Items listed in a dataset
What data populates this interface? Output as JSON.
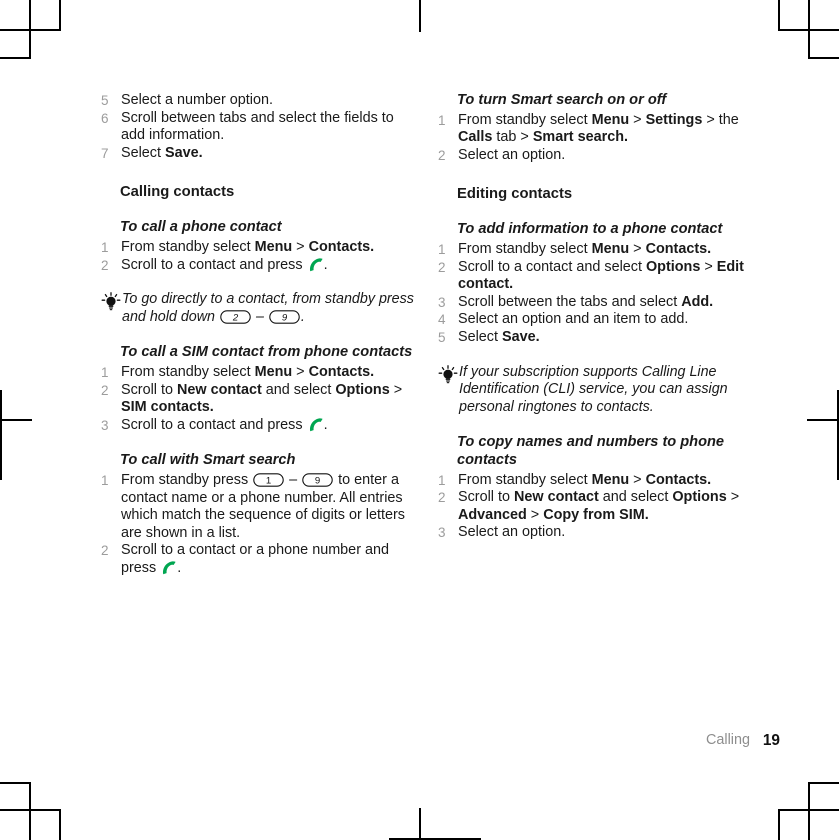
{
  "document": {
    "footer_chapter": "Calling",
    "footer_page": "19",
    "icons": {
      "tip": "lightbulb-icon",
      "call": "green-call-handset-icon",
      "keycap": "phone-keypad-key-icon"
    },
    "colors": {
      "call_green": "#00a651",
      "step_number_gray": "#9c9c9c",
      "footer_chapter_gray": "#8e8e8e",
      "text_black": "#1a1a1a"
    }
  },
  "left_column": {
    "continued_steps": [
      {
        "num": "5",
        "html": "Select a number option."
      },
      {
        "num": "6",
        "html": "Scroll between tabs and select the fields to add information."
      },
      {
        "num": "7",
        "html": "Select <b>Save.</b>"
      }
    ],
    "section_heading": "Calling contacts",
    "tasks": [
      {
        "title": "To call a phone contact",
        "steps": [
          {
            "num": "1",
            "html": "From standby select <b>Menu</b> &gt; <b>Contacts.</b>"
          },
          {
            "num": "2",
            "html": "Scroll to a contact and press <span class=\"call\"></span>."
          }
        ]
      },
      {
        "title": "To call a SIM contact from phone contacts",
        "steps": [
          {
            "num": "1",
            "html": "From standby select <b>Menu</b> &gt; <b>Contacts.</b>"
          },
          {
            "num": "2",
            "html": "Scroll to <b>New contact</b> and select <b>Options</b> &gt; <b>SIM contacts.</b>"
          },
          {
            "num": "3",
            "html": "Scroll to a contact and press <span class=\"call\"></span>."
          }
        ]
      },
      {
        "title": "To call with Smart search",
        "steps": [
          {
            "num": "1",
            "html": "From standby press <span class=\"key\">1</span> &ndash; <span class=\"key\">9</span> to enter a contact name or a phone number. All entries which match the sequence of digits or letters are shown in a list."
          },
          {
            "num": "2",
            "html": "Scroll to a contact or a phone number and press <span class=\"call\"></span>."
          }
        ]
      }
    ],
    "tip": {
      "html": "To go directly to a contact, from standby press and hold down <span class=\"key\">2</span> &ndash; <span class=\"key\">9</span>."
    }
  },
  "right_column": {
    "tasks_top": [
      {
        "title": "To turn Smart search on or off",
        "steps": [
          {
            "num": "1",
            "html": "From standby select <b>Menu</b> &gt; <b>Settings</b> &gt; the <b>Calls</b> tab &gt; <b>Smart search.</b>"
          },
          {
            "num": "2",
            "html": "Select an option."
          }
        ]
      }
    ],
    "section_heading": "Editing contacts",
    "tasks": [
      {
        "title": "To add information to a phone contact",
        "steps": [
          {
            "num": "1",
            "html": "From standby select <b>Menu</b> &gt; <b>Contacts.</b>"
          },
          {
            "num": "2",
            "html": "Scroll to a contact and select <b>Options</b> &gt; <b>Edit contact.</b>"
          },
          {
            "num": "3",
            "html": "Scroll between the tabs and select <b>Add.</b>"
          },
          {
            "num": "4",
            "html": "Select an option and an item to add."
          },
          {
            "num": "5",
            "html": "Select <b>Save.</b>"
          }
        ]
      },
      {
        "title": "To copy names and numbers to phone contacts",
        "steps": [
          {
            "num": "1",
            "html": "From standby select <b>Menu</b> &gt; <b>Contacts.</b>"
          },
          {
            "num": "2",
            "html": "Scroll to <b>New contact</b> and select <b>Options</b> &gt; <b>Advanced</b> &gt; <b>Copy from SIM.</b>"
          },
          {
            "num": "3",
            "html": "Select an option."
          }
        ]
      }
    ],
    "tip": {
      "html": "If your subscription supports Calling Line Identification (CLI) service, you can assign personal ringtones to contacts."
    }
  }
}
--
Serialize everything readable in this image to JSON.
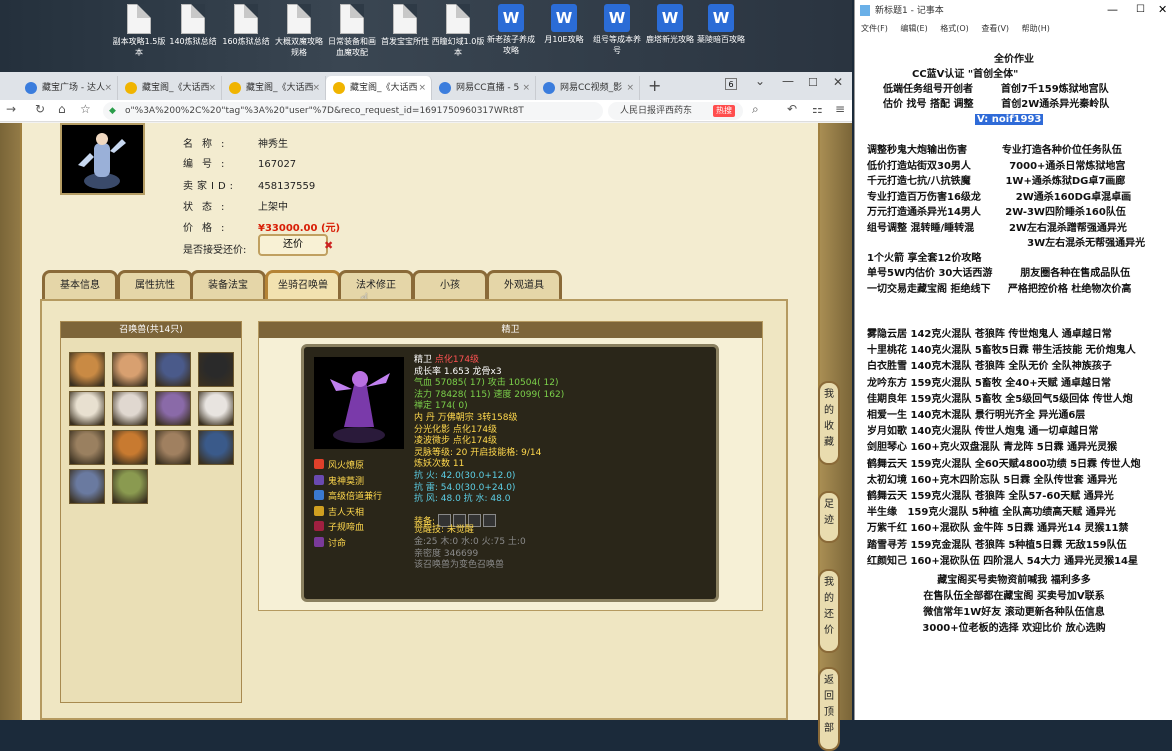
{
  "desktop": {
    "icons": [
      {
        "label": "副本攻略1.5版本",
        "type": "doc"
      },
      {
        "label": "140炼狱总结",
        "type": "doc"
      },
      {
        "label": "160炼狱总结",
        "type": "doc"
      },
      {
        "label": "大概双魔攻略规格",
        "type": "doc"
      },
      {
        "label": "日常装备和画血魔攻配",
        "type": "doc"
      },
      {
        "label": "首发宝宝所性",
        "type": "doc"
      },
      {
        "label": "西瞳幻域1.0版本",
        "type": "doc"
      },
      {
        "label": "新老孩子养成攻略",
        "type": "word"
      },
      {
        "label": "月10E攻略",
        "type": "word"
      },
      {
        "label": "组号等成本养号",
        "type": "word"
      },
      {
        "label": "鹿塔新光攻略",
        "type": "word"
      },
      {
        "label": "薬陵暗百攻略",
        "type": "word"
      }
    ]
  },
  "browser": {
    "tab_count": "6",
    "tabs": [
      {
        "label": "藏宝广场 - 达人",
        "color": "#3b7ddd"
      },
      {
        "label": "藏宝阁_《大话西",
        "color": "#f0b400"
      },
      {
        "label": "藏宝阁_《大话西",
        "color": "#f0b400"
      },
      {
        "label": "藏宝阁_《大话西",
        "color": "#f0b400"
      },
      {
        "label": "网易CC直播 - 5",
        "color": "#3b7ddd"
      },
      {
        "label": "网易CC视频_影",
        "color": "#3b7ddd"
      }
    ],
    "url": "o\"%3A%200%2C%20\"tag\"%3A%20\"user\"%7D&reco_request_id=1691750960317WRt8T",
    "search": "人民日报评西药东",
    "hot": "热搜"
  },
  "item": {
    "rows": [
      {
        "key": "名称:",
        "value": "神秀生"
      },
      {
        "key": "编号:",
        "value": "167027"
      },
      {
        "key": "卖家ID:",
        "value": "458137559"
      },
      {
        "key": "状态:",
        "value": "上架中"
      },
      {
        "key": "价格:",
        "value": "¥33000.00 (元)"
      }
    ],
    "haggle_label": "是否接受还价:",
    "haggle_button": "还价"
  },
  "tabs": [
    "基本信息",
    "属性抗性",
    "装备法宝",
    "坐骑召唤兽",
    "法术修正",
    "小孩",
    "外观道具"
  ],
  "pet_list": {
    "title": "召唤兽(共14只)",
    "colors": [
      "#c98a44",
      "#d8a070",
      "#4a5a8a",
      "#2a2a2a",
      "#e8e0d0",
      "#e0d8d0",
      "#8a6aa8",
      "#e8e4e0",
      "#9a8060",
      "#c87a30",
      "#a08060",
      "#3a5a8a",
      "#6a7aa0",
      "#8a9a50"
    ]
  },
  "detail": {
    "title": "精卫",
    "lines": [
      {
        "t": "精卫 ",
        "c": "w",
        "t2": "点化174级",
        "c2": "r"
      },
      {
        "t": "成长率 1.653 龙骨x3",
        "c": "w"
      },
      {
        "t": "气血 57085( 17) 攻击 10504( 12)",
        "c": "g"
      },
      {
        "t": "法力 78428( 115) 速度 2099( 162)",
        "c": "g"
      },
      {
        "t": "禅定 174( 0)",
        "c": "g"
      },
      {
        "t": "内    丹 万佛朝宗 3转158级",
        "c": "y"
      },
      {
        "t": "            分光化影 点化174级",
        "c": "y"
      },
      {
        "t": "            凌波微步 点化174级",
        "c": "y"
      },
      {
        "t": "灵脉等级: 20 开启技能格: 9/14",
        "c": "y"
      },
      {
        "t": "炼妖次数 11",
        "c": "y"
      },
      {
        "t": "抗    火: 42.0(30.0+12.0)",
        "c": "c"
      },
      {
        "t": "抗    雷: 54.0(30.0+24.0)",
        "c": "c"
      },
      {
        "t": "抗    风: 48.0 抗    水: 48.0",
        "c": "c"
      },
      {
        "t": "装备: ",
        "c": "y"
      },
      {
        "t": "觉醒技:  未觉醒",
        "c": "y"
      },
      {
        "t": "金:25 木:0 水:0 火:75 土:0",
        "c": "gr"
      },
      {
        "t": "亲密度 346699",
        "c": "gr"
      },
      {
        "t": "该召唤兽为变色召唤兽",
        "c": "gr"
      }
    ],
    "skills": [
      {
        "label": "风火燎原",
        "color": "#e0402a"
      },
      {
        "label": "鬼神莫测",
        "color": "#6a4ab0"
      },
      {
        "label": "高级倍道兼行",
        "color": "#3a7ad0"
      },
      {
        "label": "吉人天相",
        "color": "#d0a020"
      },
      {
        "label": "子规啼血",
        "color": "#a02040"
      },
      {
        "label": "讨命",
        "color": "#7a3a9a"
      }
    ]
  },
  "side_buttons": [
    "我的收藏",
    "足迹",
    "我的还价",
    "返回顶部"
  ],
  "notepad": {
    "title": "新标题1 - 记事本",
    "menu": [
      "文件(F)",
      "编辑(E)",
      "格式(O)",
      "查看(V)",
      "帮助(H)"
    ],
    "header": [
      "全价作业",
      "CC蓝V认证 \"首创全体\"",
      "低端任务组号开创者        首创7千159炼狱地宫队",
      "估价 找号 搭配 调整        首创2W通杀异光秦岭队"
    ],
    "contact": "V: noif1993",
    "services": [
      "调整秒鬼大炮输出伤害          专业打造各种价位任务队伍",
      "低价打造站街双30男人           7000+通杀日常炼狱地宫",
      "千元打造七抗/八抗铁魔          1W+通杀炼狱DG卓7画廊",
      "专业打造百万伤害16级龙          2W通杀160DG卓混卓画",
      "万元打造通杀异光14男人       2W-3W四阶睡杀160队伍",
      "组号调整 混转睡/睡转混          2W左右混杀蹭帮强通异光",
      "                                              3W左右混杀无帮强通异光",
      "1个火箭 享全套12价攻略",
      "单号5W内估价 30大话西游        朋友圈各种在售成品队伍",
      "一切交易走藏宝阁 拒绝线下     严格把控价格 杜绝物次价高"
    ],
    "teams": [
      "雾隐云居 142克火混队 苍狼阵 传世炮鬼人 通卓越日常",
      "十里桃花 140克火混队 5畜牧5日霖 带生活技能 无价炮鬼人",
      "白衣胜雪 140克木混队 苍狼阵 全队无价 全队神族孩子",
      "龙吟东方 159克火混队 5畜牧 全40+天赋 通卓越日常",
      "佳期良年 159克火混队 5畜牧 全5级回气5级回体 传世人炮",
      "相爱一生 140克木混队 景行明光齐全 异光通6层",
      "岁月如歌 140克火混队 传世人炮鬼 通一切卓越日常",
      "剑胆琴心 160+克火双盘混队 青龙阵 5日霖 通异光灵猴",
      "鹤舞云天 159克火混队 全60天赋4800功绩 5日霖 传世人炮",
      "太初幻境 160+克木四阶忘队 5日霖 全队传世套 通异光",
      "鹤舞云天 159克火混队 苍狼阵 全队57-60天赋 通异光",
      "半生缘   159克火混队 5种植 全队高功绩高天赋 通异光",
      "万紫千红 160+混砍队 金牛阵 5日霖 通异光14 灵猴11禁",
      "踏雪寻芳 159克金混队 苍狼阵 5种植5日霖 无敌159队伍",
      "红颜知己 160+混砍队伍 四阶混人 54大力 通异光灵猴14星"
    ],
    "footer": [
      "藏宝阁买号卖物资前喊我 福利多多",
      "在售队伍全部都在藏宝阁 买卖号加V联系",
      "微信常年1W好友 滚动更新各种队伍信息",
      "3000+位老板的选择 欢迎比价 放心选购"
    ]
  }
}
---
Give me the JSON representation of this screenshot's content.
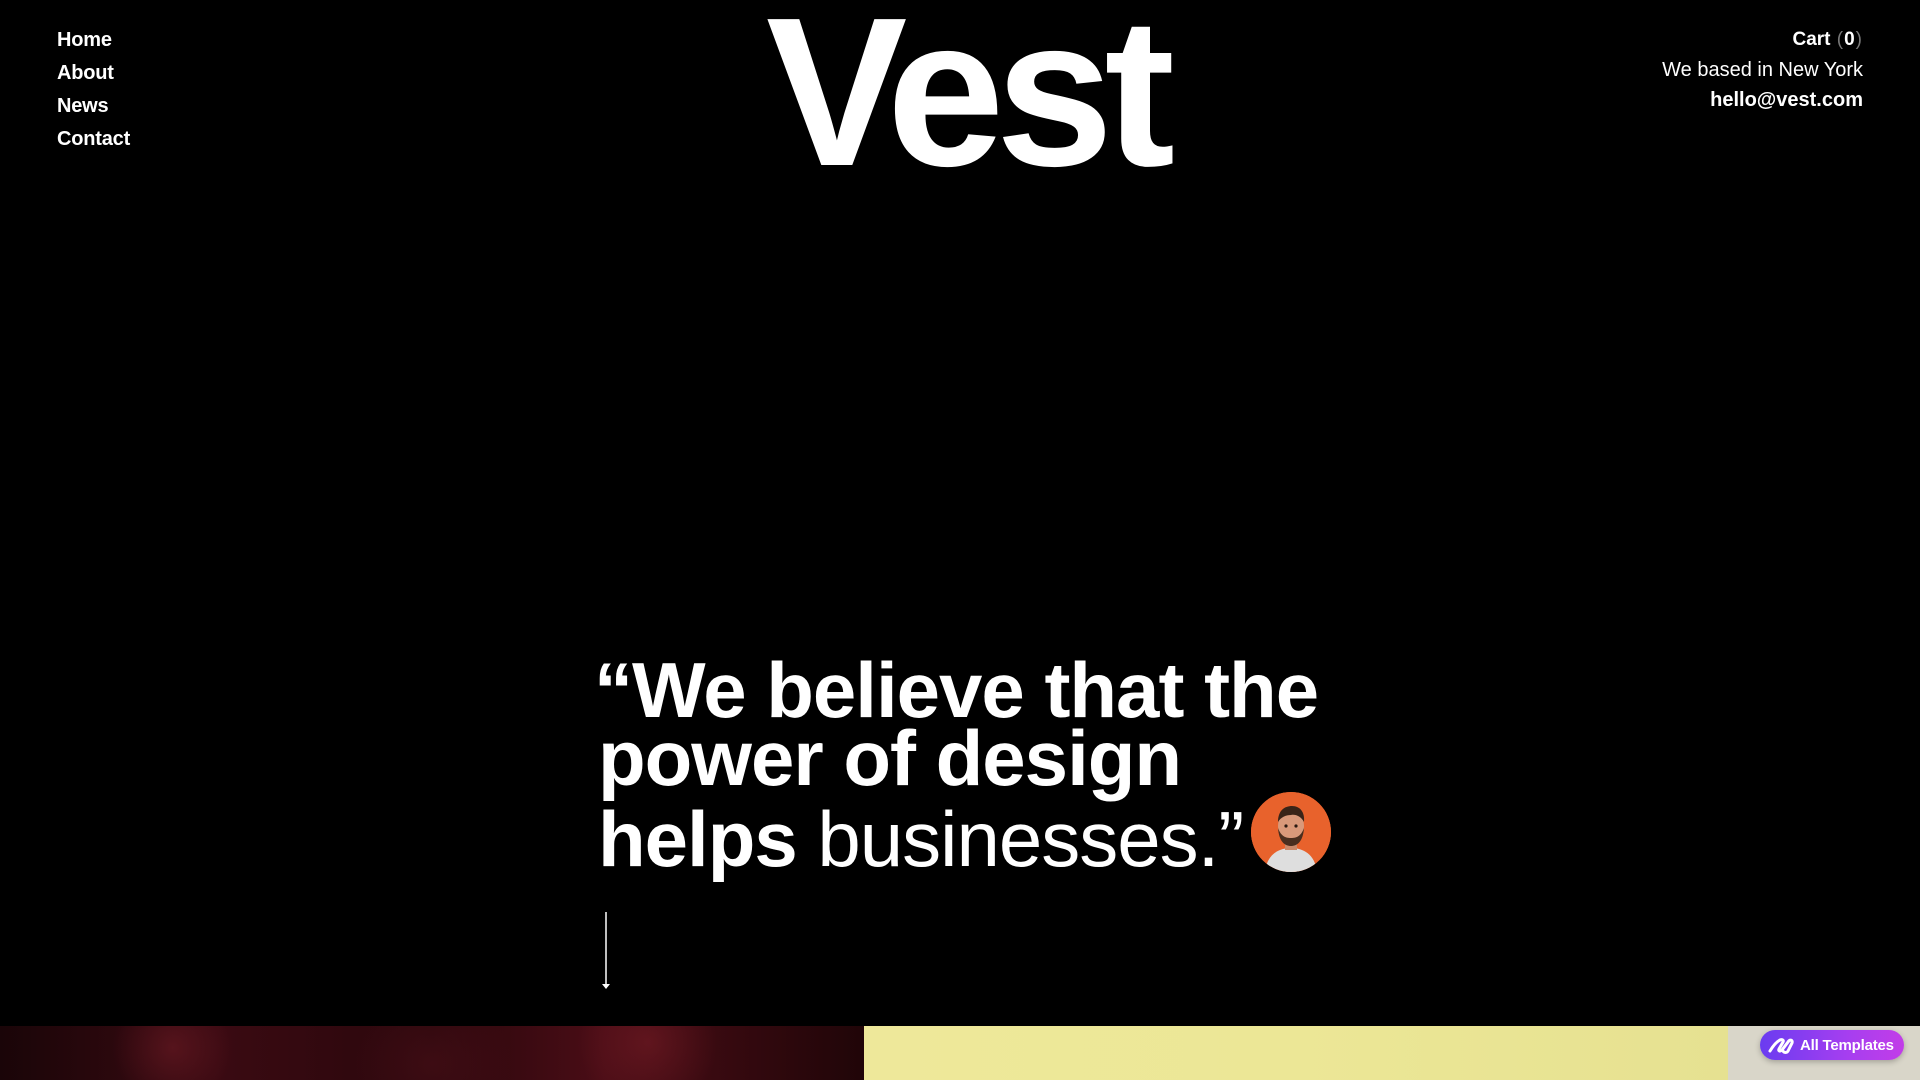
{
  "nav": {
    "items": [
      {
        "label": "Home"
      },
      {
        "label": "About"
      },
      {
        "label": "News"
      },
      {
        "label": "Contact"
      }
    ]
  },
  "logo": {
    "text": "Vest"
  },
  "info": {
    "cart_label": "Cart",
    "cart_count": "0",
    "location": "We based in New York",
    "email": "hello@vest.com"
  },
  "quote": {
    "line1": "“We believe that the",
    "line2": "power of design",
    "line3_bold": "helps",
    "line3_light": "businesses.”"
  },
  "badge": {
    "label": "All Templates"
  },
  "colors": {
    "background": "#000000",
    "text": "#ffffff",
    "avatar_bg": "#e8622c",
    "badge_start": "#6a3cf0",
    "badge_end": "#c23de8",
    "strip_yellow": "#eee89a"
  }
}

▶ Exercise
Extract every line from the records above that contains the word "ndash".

▶ Response box
            "html": "From standby press <span class=\"key\">1</span> &ndash; <span class=\"key\">9</span> to enter a contact name or a phone number. All entries which match the sequence of digits or letters are shown in a list."
      "html": "To go directly to a contact, from standby press and hold down <span class=\"key\">2</span> &ndash; <span class=\"key\">9</span>."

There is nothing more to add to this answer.